When Kelly mentioned that her work was doing a blood drive, it only made sense for me to donate as well. It was very important for us to show Logan, who was now seven, how important it is to help others. When Kelly was life flighted, she needed blood and received it due to the selflessness of someone else. It was our turn to help someone the next time blood was needed.
We both felt pretty good at the end of the day, and were talking about the blood drive on the way home. I told Kelly something seemed strange to me during the initial screening questions. Although I had presented my license, the young girl doing my intake asked me what I deemed to be a weird question. “What is your gender?”
At first Kelly started laughing as she thought I was joking. “You are not serious. You are obviously a man.
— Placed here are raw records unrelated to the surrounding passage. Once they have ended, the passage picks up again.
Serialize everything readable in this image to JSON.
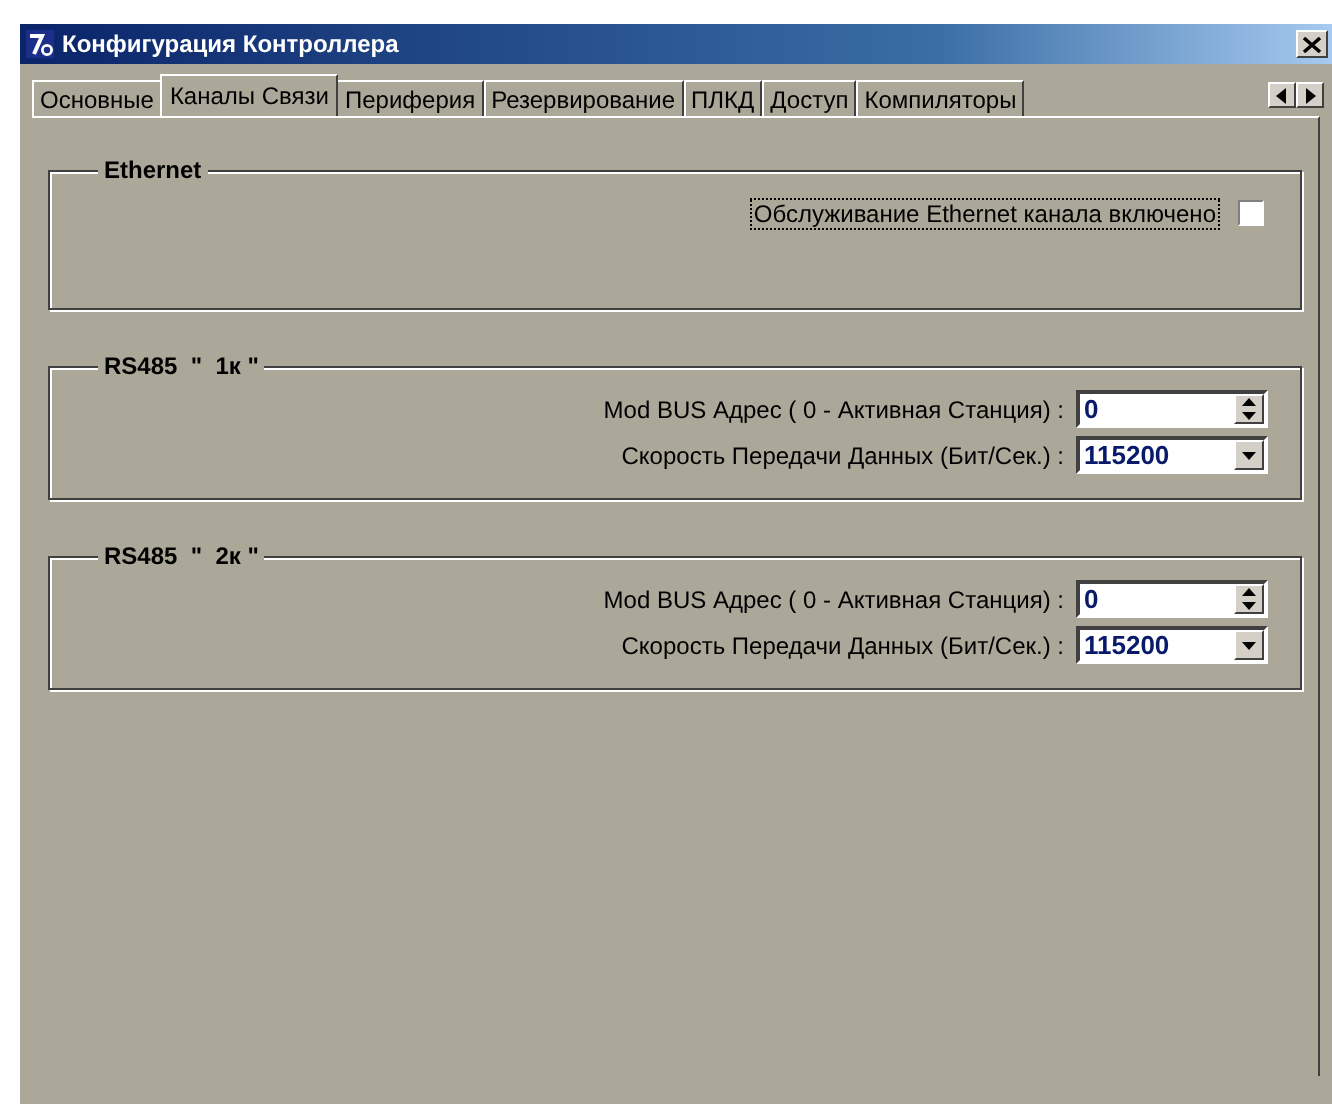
{
  "window": {
    "title": "Конфигурация Контроллера"
  },
  "tabs": [
    {
      "label": "Основные",
      "selected": false
    },
    {
      "label": "Каналы Связи",
      "selected": true
    },
    {
      "label": "Периферия",
      "selected": false
    },
    {
      "label": "Резервирование",
      "selected": false
    },
    {
      "label": "ПЛКД",
      "selected": false
    },
    {
      "label": "Доступ",
      "selected": false
    },
    {
      "label": "Компиляторы",
      "selected": false
    }
  ],
  "groups": [
    {
      "title": "Ethernet",
      "rows": [
        {
          "kind": "checkbox",
          "label": "Обслуживание Ethernet канала включено",
          "checked": false,
          "focused": true
        }
      ]
    },
    {
      "title": "RS485  \"  1к \"",
      "rows": [
        {
          "kind": "spin",
          "label": "Mod BUS Адрес ( 0 - Активная Станция) :",
          "value": "0"
        },
        {
          "kind": "combo",
          "label": "Скорость Передачи Данных (Бит/Сек.) :",
          "value": "115200"
        }
      ]
    },
    {
      "title": "RS485  \"  2к \"",
      "rows": [
        {
          "kind": "spin",
          "label": "Mod BUS Адрес ( 0 - Активная Станция) :",
          "value": "0"
        },
        {
          "kind": "combo",
          "label": "Скорость Передачи Данных (Бит/Сек.) :",
          "value": "115200"
        }
      ]
    }
  ]
}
Six foot four, almost 300 pounds, tattoos, bald, and you resemble a Viking!” Still chuckling somewhat she let me know that she was not asked the same question. She said the only question asked of her was her weight.
For some reason, it was bothering me why the gender question was asked. Does it matter where the blood comes from, and who gets it in a transfusion? And even if it does matter, aren’t they going to screen it at the lab anyway?
I immediately did some research online later that night. I found little to nothing about the gender relation to blood donation. The only thing I did come across was that there may be some risk involving antibodies if a man receives blood from a woman who had a pregnancy. Again, the blood will be screened so really no reason to ask a question about gender.
Sometimes our society over complicates things, and asks a ridiculous amount of questions just because they have to “follow the rules.” It seems like everyone is offended by something nowadays so there are guidelines for just about everything. How about we return to the basics and just remember that the most important “ guideline” should be helping each other. Pay it forward and love each other. Plain and simple. Gender has nothing to do with it.